After twenty years playing the guitar in Europe, Africa, and the Middle East, Justin Adams found himself with three weeks with nothing to do. So he retreated to his bedroom, closed the door, and conjured images of Tuareg wanderers, ancient Gnawa slaves, and solitary nomads crossing the Sahara and Gobi deserts. He sang about their journeys with a rawness and simplicity usually reserved for great blues musicians. Multi-tracking his own hypnotic beats, wailing guitar riffs, and soaring voices, Adams created Desert Road (July 9, 2002 release, World Village), his first solo album. But these were not ghosts of his imagination.
The son of a British Ambassador, Adams grew up in Jordan, Lebanon, and Egypt. There he absorbed myths about harsh journeys and desert wildernesses that fueled his lyrics. As an adult, Adams played eight years with Jah Wobble’s Invaders of the Heart. He has produced two albums for the French band Lo’ Jo, composed several film soundtracks, and worked with Sinead O’Connor, Natacha Atlas, Brian Eno, Peter Gabriel, Billy Bragg, Robert Plant, and U-Cef. Robin Denselow favorably described him in The Guardian (UK) as “Britain’s answer to Ry Cooder.”

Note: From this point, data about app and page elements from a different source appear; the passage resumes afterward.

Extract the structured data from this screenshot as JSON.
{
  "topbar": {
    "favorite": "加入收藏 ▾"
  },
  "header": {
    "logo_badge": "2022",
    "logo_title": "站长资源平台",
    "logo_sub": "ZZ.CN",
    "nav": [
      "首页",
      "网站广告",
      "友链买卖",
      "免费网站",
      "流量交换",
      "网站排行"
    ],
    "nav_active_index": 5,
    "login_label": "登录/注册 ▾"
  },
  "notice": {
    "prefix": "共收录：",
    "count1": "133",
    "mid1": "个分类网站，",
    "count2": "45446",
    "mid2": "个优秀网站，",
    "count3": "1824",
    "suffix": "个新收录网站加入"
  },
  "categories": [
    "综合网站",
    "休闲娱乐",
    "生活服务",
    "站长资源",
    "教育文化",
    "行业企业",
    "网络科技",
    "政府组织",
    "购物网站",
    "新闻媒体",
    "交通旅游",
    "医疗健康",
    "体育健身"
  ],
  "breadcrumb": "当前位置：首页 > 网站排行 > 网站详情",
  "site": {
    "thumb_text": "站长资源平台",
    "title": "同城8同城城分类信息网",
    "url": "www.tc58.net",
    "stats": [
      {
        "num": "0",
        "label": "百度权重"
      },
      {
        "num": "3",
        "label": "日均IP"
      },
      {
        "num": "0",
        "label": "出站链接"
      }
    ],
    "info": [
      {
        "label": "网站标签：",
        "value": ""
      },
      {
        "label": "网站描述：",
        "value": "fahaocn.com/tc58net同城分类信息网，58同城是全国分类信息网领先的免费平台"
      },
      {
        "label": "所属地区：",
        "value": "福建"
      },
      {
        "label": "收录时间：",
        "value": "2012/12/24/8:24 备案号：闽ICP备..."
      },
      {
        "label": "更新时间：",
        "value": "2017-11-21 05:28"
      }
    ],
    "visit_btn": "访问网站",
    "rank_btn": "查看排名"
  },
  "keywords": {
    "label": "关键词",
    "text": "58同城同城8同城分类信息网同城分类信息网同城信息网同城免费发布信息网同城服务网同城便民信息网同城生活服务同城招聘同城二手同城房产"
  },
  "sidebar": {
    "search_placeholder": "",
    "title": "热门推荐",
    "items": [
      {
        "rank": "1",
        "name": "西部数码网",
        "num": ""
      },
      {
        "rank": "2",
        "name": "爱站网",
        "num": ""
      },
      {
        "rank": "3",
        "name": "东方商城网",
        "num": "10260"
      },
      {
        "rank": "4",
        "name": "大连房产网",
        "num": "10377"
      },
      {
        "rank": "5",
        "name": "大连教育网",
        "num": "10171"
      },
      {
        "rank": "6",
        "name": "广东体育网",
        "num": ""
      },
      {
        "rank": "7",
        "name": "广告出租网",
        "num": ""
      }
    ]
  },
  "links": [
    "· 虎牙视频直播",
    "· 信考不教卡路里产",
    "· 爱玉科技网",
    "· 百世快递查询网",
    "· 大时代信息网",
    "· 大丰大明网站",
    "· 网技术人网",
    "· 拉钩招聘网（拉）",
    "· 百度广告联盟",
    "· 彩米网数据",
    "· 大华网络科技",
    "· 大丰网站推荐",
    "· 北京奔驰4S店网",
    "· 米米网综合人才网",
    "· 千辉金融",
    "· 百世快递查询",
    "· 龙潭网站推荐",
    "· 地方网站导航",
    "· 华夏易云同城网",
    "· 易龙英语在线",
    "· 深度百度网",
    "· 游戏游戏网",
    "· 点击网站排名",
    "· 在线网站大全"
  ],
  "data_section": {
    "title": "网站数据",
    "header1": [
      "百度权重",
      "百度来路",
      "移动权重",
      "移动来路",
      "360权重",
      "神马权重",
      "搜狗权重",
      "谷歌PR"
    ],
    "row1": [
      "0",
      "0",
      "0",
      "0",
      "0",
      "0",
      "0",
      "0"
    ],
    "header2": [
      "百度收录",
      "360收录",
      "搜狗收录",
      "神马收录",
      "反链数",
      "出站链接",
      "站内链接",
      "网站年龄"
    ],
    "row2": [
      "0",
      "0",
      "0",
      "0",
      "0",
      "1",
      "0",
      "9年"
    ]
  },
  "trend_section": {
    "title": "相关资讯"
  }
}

In 1999, Adams came into company with some Tuareg musicians in Mali. He says, “In a sense for me it is not that geographical thing with Mali: it’s the deep power of the music there. That’s what I am looking to find in music” (Rhythm magazine). He harnessed that power in 2001 by teaming with members of Lo’ Jo to produce Le Festival au Désert, or The Festival of the Desert in Mali’s northeastern Sahara. Another co-producer and performer at the Festival was Tuareg guitar band Tinariwen, whose debut CD will be released by World Village in October 2002. The festival created a mystical presence for all in attendance and was even able to smooth tensions between the independent, nomadic Tuaregs and the Malian government, who have a fierce history of fighting. Here Adams renewed his passion for music and its ability to ease the pain of daily life.
Adams bought a n’goni, a three-stringed African lute, in the Malian capitol of Bamako. This n’goni inspired the creation of Desert Road. Its sound, which reminds Adams of legendary acoustic blues musicians, supports him as he sings of hardship and despair. Its dry, hungry tone beams images of golden sand dunes, wind-blown trails into the listener’s mind. When surrounded by the guitars, keyboards, bendir, other percussion, and Adams’ low, gritty voice, the n’goni turns Desert Road into a musical mirage.
Desert Road plays like a little picture book. It’s drawings recall suntanned American cowboys walking across the frontier, Brazilian vaqueiros camping in the sertao, and Central Asian nomads looking out onto seamless horizons. It speaks to the inner longing felt by anyone who has contemplated the bittersweet pangs of solitude.